If someone wrote a set of wrappers that worked with NumPy arrays (because that’s what Gym takes as arguments and what it returns) then it is easy for people using frameworks to convert those NumPy arrays to the array format of their chosen framework. Maybe I’ll work on this myself, we’ll see.
If I were to talk only about the RL tools I truly love, this would be a short list. We’d talk about OpenAI’s Gym and about the PyBullet environments and that would be it. So instead I’ll also talk about a couple of ML tools that I use a ton in RL that I love.
I use PyTorch for all of the general NN and math stuff it’s built for.
PyTorch-Lightning is awesome. It can feel kind of weird and hacky to use it for RL, but it imposes a common structure across code that is just fantastic. Plus, it comes with a ton of free stuff, like GPU/multi-node training, automatic experiment logging, and so on. I won’t do a full sales pitch for PyTorch-Lightning, but check out their documentation if you’re a PyTorch user.
The Gym package provides a standard set of RL environmnents, and gives an API for implementing new environments. It’s been flexible and helpful in RL research for a while.
I have yet to build a custom environment with PyBullet, but I love that it’s open-source and that they provide alternatives to the MuJoCo environments. It works well, is easy to install, and runs quickly on my laptop (a MacBook Pro). Love it.
This is the best experiment logger I’ve used. If you’re doing RL, and you wrap your environment in a Monitor, then Weights and Biases can automatically log videos of your agent in the environment to their dashboard.

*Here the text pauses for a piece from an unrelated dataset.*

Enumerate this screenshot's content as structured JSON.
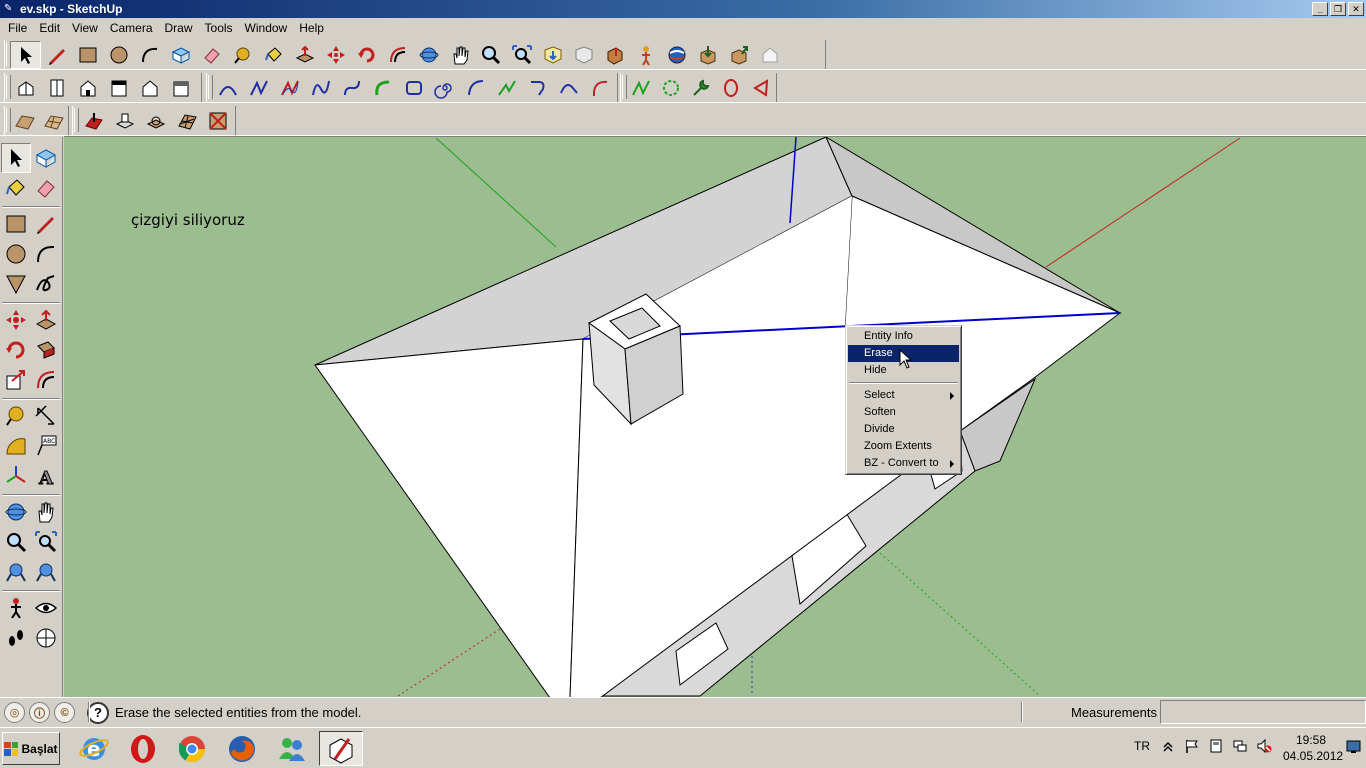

If you like Jupyter Notebooks then I think nbdev is a great thing to look at for building your code up as a package. All the stuff that you don’t export into your package becomes tests for your code, so the tests are pretty much built-in from your notebook! However, I also like to experiment with Python files a bunch, so I’ve also found it useful in the case where you’re cleaning up and packaging some code you’ve pre-written.
Sorry the structure of this post doesn’t really make much sense. It’s basically been a big rant about how I think RL tools aren’t good enough yet. I’m experimenting with writing less-polished, more-frequent posts instead of agonizing over trying to make a post as perfect as possible. So this is much more stream-of-consciousness than earlier posts.
But otherwise, yeah, this is a pretty big problem. A library or set of libraries that provide common utilities to RL folks will probably help a ton with the reproducibility crisis in deep RL right now. If we could design algorithms using trusted component implementations and then only custom-write what’s new to our algorithm, that would likely help eliminate bugs in research code. It would even help people re-implementing your algorithm later on. Plus, I (and I bet other researchers) would be able to iterate a lot quicker if I could use and swap out or custom-write whatever algorithm components I need during the experimentation process.
I suppose this is all just food for thought.